I’ve always struggled when it comes to personality tests. They show such a clear-cut difference between people who create and follow plans and people who are spontaneous and take life as it comes. They don’t leave a lot of room for people like me, who are a mix of both. I love planning. I’ve always littered my workspace with to-do lists galore, and I like to know what’s supposed to be happening tomorrow. At the same time, I’m very impulsive—happiest when the list is tossed aside for a spur-of-the-moment adventure or accomplishment.
I used to think something was wrong with me, but now I see that both sides are important traits. They’re important for you as a writer, too. Setting goals will help you focus your writing and move forward, but flexibility and impulse will let you accept and learn from any situation—even when it’s not in your plans.
Here are three things to remember about goal-setting:
- You need to set goals.
Goals are an integral part of who we are as people. They’re what we use to focus our actions as we pursue what we need and want to do. How can you get into your vehicle and start driving if you don’t have a destination in mind? How can you prepare a meal if you don’t have a recipe or any idea what you’re making? You need a goal before you can even begin to act.
Goals are important in your writing, too. Where would you like to end up as a writer? Know what your long-term, big-picture goals are. Then, think about the steps it will take to get there. Does it look like publishing that short story within a year? Does it look like getting out the rough drafts of the three novels that have been bouncing around in your brain? Does it look like spending ten minutes a day on your writing, even when you’re busy? You can wish to be a writer all day long, but until you know what your goals are, you’ll have no direction to start working.
- Goals don’t always work out the way you expect or hope.
Goals can’t always take the unexpected into account, so you might not always make it there. In April, I set two specific writing-related that I thought were simple enough—one was to write 500 words of fiction each day as a part of Camp NaNoWriMo, and the other was to read and write haiku to stretch myself in honor of National Poetry Month. However, life shoved too many mandatory goals in my way: catch up on grading, heal from yet another bout with sickness, and work on a grant proposal with a tight deadline. What I needed to do left no time for what I wanted to do.
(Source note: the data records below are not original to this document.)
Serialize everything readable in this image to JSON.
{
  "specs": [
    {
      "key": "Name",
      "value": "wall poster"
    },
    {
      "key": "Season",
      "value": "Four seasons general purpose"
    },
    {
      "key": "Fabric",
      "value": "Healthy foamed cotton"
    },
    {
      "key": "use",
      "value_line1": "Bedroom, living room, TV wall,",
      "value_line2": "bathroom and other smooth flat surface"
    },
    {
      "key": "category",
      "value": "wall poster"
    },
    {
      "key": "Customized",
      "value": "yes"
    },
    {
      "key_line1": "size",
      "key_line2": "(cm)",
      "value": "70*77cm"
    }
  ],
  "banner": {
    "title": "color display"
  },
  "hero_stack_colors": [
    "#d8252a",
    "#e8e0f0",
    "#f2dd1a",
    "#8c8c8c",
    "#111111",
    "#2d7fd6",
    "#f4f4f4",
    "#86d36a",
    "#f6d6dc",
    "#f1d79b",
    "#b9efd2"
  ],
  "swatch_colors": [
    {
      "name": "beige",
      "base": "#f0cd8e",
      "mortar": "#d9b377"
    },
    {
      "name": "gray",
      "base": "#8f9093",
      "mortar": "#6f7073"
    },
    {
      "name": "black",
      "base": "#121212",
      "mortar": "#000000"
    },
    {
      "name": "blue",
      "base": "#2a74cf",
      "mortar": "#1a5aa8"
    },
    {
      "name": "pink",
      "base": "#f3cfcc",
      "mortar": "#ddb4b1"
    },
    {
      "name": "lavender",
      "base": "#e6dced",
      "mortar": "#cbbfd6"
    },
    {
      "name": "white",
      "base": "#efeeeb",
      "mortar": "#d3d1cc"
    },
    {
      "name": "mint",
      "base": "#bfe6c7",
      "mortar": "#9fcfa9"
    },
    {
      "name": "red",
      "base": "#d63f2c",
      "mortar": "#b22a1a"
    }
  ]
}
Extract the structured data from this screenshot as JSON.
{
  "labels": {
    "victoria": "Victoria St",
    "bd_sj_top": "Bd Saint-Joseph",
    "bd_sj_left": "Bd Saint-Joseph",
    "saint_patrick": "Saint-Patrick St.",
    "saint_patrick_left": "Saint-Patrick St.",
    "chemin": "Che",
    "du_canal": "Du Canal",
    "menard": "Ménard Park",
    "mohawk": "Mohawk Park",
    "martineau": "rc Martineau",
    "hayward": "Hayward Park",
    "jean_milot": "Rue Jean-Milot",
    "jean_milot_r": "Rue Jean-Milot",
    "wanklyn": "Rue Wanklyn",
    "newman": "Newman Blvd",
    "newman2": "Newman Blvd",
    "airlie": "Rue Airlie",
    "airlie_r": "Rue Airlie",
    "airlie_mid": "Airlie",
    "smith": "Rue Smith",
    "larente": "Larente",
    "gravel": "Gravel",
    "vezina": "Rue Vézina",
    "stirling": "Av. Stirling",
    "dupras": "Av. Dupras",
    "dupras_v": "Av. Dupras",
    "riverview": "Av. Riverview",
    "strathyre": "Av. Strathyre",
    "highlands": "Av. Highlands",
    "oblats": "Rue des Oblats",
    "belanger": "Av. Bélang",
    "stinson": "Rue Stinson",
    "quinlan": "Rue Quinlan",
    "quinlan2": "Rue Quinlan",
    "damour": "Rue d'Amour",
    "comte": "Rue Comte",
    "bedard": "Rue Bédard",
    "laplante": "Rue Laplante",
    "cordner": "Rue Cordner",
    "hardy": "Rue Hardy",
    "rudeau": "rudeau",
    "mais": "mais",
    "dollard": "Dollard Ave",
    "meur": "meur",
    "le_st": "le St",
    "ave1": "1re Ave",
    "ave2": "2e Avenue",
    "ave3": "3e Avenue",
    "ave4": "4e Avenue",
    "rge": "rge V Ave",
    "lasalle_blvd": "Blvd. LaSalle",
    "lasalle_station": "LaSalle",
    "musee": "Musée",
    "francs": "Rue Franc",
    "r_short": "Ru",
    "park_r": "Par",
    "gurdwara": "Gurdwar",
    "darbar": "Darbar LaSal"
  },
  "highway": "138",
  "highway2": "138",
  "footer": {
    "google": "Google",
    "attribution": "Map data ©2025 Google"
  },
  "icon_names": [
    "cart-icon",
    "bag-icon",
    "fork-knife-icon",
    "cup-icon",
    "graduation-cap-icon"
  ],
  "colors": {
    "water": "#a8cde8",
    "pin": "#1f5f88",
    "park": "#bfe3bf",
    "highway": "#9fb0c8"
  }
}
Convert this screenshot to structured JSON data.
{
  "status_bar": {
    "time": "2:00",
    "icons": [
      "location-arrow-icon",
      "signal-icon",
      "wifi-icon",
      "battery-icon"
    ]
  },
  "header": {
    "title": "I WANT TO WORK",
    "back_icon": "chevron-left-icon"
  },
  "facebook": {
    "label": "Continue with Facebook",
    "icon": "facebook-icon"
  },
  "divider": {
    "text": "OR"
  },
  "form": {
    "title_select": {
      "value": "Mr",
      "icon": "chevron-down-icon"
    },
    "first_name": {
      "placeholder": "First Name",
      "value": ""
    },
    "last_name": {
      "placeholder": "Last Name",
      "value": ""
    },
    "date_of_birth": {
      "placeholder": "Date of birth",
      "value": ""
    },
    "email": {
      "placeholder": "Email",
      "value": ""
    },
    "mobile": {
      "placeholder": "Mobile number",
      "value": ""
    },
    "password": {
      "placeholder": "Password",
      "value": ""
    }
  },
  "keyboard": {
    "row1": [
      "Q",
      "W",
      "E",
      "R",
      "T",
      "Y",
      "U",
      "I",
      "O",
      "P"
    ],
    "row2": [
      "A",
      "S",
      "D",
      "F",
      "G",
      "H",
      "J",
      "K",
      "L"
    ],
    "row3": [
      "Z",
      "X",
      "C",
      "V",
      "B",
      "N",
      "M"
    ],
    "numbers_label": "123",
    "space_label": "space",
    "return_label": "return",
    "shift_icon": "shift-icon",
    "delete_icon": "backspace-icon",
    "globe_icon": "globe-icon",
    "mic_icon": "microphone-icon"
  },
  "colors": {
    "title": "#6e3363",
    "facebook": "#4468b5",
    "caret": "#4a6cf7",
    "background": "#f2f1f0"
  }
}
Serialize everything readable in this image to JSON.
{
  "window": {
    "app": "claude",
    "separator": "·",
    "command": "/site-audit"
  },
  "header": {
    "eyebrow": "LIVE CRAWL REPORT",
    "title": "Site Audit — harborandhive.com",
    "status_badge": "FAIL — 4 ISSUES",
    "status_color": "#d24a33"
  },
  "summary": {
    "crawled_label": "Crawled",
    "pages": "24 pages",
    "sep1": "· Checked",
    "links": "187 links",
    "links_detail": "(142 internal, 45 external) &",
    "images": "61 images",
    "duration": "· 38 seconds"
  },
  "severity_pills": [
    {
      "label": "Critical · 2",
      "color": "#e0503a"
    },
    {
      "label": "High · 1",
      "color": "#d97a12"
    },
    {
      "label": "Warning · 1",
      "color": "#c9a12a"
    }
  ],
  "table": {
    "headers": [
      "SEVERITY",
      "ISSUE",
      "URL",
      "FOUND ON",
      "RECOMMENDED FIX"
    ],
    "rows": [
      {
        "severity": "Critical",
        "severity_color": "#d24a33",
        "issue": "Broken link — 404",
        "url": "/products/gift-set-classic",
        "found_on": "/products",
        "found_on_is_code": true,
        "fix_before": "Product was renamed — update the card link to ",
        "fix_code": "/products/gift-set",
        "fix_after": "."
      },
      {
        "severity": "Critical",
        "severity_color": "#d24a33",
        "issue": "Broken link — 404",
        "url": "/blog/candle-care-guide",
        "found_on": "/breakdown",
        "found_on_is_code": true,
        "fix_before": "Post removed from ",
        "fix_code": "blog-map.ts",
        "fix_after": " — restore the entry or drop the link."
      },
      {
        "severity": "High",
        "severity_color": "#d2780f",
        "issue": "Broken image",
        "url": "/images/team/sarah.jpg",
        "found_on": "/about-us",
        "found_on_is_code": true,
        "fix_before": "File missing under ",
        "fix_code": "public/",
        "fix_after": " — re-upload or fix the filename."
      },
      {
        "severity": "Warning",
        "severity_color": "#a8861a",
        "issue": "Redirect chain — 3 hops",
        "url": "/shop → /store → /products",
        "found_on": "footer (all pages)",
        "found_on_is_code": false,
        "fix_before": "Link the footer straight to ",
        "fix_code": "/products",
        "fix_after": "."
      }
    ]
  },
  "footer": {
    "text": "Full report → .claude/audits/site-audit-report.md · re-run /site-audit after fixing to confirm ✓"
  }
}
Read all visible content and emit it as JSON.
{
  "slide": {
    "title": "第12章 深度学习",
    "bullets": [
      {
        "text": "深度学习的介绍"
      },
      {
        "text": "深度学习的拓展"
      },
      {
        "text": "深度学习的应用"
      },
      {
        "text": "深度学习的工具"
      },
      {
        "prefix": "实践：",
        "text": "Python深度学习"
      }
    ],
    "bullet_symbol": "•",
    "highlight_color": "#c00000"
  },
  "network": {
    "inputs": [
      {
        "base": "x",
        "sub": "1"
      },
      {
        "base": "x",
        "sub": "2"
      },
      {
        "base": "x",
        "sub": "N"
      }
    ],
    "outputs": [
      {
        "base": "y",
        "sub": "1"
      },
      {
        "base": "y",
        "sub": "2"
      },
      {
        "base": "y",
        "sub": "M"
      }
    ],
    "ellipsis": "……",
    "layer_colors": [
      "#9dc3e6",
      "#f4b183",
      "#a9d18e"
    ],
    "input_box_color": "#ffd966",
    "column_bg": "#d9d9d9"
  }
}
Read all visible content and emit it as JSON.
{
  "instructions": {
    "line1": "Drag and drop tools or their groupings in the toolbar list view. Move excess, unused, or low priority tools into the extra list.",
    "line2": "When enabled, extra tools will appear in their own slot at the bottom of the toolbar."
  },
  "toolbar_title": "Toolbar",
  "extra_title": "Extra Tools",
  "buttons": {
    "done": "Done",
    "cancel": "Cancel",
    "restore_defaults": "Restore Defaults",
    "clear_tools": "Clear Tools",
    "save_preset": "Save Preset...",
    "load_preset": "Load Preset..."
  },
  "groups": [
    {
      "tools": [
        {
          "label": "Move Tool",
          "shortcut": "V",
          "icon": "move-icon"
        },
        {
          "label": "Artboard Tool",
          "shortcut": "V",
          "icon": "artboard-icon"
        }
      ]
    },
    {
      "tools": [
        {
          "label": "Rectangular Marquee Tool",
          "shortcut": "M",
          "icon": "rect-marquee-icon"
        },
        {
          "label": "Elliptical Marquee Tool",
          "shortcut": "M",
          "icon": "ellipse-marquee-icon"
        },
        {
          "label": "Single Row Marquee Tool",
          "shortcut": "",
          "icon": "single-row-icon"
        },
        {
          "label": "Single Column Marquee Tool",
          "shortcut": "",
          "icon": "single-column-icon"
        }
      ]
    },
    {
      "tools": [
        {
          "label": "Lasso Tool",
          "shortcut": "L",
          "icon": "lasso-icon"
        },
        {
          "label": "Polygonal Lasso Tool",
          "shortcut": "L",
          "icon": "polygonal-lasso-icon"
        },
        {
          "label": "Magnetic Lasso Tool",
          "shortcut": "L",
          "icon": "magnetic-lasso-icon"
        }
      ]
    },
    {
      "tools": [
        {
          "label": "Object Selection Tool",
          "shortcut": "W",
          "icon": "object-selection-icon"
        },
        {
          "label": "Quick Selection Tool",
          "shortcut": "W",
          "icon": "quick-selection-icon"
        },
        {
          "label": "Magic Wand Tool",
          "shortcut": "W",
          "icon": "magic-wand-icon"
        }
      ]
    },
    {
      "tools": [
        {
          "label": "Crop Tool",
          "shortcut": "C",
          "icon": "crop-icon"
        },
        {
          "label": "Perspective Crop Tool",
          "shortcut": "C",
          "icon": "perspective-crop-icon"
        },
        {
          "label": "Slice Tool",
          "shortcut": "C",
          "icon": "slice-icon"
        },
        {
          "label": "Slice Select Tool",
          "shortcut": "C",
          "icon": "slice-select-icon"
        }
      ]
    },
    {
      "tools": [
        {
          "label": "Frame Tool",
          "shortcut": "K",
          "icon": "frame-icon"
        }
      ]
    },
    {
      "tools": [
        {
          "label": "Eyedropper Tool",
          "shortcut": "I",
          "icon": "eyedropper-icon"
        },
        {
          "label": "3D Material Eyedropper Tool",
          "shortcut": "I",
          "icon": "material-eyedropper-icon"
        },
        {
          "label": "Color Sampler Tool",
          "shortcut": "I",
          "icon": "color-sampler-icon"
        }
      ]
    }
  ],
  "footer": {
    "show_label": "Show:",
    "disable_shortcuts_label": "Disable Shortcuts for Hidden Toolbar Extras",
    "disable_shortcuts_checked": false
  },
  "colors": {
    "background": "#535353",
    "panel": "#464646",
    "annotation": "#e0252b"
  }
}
Your writing goals won’t always turn out the way you thought they would, either. Your goal might be to write every day, but habits are hard to form, so it might take multiple tries to get anywhere. Maybe your goal to find a publisher for your trilogy within the next year is way too big and uninformed, and you’re forced to go back to revising. Maybe life gets in the way and rewrites your priorities. That’s okay! Don’t worry that something’s wrong with you when you don’t end up where you thought you would. Life is full of unexpected twists, and the fact that you’re working on your writing at all means that you’re succeeding.
- You can learn and grow from every unmet goal.
We learn from what we do accomplish, but we can also learn from what we don’t accomplish. While I didn’t meet my 500 words/day goal for Camp NaNoWriMo, I did write 10,000 words towards a story that I didn’t know was going to be that long. I also gained a caring, supportive group of fellow writers thanks to an amazing online “cabin.” While I didn’t end up reading or writing any haiku in April, I learned the difference between what I truly wanted to do (take poetry in small doses) and what I thought sounded impressive. Besides, I did succeed in finding a new poet of interest when a friend loaned me her copy of Scape by Luci Shaw. Her poems are deep yet accessible, and I caught myself exclaiming out loud at the beauty in many of the lines.
I can’t tell you what lessons you’ll learn your unmet goals, because I don’t know your story and dreams. I can tell you that you’re not a failure. When you set a goal but don’t reach it, don’t give up. Look and learn from the situation. What stopped you from meeting that goal? Was it something more pressing in life? Something you learned about what your real goals are? Some area in which you still need to grow and change? When your plans changed, what did you accomplish instead? There is nothing that happens that you can’t learn from as a writer.
I might not have met my writing goals in April, but I’m content with what I learned and accomplished. As you grow as a writer, remember to follow the same steps. You should set goals, but always be ready to accept the unexpected. Whether or not you meet those goals, let yourself learn and grow from every experience. You’ll be stronger as a writer and more confident as a human being.